Exercise goal: Print every line of the material exactly.

^^^^^^^^^^^^^^^^

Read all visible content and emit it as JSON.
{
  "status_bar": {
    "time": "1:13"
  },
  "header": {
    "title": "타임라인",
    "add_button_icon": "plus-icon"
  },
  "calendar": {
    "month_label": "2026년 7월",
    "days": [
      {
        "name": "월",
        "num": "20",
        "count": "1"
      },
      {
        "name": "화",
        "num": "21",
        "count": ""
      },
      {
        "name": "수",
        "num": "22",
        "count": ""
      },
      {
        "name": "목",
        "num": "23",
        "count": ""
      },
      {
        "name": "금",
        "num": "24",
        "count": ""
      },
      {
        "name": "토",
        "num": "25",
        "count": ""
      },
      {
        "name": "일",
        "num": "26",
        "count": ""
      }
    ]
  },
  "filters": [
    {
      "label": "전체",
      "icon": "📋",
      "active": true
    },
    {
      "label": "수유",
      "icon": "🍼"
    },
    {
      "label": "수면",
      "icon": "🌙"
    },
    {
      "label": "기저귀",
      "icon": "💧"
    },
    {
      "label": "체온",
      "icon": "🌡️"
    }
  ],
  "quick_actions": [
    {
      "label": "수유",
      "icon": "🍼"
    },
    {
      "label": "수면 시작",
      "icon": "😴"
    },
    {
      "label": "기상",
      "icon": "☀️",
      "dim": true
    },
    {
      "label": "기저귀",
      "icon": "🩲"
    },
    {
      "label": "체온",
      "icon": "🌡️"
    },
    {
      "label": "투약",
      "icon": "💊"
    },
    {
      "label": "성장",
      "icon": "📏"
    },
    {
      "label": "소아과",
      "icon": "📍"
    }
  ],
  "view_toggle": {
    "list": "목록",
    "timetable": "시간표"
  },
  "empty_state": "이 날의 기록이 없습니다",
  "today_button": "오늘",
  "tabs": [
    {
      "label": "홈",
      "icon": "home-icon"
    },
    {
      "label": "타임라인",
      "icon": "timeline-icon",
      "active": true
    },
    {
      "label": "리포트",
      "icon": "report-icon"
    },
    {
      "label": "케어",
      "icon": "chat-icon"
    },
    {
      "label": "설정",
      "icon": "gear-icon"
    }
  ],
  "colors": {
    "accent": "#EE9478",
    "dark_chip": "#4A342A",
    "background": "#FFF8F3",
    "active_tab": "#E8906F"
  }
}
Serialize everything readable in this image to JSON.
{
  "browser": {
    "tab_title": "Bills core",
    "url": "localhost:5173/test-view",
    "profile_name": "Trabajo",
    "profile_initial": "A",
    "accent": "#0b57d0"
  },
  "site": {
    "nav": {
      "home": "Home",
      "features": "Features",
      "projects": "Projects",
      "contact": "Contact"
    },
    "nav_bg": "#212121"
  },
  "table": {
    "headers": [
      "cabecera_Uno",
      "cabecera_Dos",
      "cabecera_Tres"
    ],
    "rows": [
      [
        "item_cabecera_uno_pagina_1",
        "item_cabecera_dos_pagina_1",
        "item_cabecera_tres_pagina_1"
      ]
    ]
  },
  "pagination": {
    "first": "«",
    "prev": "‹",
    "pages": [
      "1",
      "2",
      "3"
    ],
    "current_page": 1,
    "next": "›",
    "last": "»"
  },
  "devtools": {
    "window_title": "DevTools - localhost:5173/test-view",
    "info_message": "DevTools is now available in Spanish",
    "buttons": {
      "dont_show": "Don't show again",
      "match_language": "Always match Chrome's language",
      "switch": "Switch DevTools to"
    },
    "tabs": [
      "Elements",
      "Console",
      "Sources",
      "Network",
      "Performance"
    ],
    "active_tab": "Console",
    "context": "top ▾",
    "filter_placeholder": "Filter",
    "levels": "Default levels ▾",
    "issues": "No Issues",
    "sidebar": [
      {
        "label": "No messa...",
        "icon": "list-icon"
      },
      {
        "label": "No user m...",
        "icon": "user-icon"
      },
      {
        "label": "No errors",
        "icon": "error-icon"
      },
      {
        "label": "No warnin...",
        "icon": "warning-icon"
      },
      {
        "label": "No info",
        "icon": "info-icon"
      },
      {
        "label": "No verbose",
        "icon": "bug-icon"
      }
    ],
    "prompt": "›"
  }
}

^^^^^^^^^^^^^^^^

Answer box:
Read all visible content and emit it as JSON.
{
  "status_bar": {
    "time": "1:13"
  },
  "header": {
    "title": "타임라인",
    "add_button_icon": "plus-icon"
  },
  "calendar": {
    "month_label": "2026년 7월",
    "days": [
      {
        "name": "월",
        "num": "20",
        "count": "1"
      },
      {
        "name": "화",
        "num": "21",
        "count": ""
      },
      {
        "name": "수",
        "num": "22",
        "count": ""
      },
      {
        "name": "목",
        "num": "23",
        "count": ""
      },
      {
        "name": "금",
        "num": "24",
        "count": ""
      },
      {
        "name": "토",
        "num": "25",
        "count": ""
      },
      {
        "name": "일",
        "num": "26",
        "count": ""
      }
    ]
  },
  "filters": [
    {
      "label": "전체",
      "icon": "📋",
      "active": true
    },
    {
      "label": "수유",
      "icon": "🍼"
    },
    {
      "label": "수면",
      "icon": "🌙"
    },
    {
      "label": "기저귀",
      "icon": "💧"
    },
    {
      "label": "체온",
      "icon": "🌡️"
    }
  ],
  "quick_actions": [
    {
      "label": "수유",
      "icon": "🍼"
    },
    {
      "label": "수면 시작",
      "icon": "😴"
    },
    {
      "label": "기상",
      "icon": "☀️",
      "dim": true
    },
    {
      "label": "기저귀",
      "icon": "🩲"
    },
    {
      "label": "체온",
      "icon": "🌡️"
    },
    {
      "label": "투약",
      "icon": "💊"
    },
    {
      "label": "성장",
      "icon": "📏"
    },
    {
      "label": "소아과",
      "icon": "📍"
    }
  ],
  "view_toggle": {
    "list": "목록",
    "timetable": "시간표"
  },
  "empty_state": "이 날의 기록이 없습니다",
  "today_button": "오늘",
  "tabs": [
    {
      "label": "홈",
      "icon": "home-icon"
    },
    {
      "label": "타임라인",
      "icon": "timeline-icon",
      "active": true
    },
    {
      "label": "리포트",
      "icon": "report-icon"
    },
    {
      "label": "케어",
      "icon": "chat-icon"
    },
    {
      "label": "설정",
      "icon": "gear-icon"
    }
  ],
  "colors": {
    "accent": "#EE9478",
    "dark_chip": "#4A342A",
    "background": "#FFF8F3",
    "active_tab": "#E8906F"
  }
}
Serialize everything readable in this image to JSON.
{
  "browser": {
    "tab_title": "Bills core",
    "url": "localhost:5173/test-view",
    "profile_name": "Trabajo",
    "profile_initial": "A",
    "accent": "#0b57d0"
  },
  "site": {
    "nav": {
      "home": "Home",
      "features": "Features",
      "projects": "Projects",
      "contact": "Contact"
    },
    "nav_bg": "#212121"
  },
  "table": {
    "headers": [
      "cabecera_Uno",
      "cabecera_Dos",
      "cabecera_Tres"
    ],
    "rows": [
      [
        "item_cabecera_uno_pagina_1",
        "item_cabecera_dos_pagina_1",
        "item_cabecera_tres_pagina_1"
      ]
    ]
  },
  "pagination": {
    "first": "«",
    "prev": "‹",
    "pages": [
      "1",
      "2",
      "3"
    ],
    "current_page": 1,
    "next": "›",
    "last": "»"
  },
  "devtools": {
    "window_title": "DevTools - localhost:5173/test-view",
    "info_message": "DevTools is now available in Spanish",
    "buttons": {
      "dont_show": "Don't show again",
      "match_language": "Always match Chrome's language",
      "switch": "Switch DevTools to"
    },
    "tabs": [
      "Elements",
      "Console",
      "Sources",
      "Network",
      "Performance"
    ],
    "active_tab": "Console",
    "context": "top ▾",
    "filter_placeholder": "Filter",
    "levels": "Default levels ▾",
    "issues": "No Issues",
    "sidebar": [
      {
        "label": "No messa...",
        "icon": "list-icon"
      },
      {
        "label": "No user m...",
        "icon": "user-icon"
      },
      {
        "label": "No errors",
        "icon": "error-icon"
      },
      {
        "label": "No warnin...",
        "icon": "warning-icon"
      },
      {
        "label": "No info",
        "icon": "info-icon"
      },
      {
        "label": "No verbose",
        "icon": "bug-icon"
      }
    ],
    "prompt": "›"
  }
}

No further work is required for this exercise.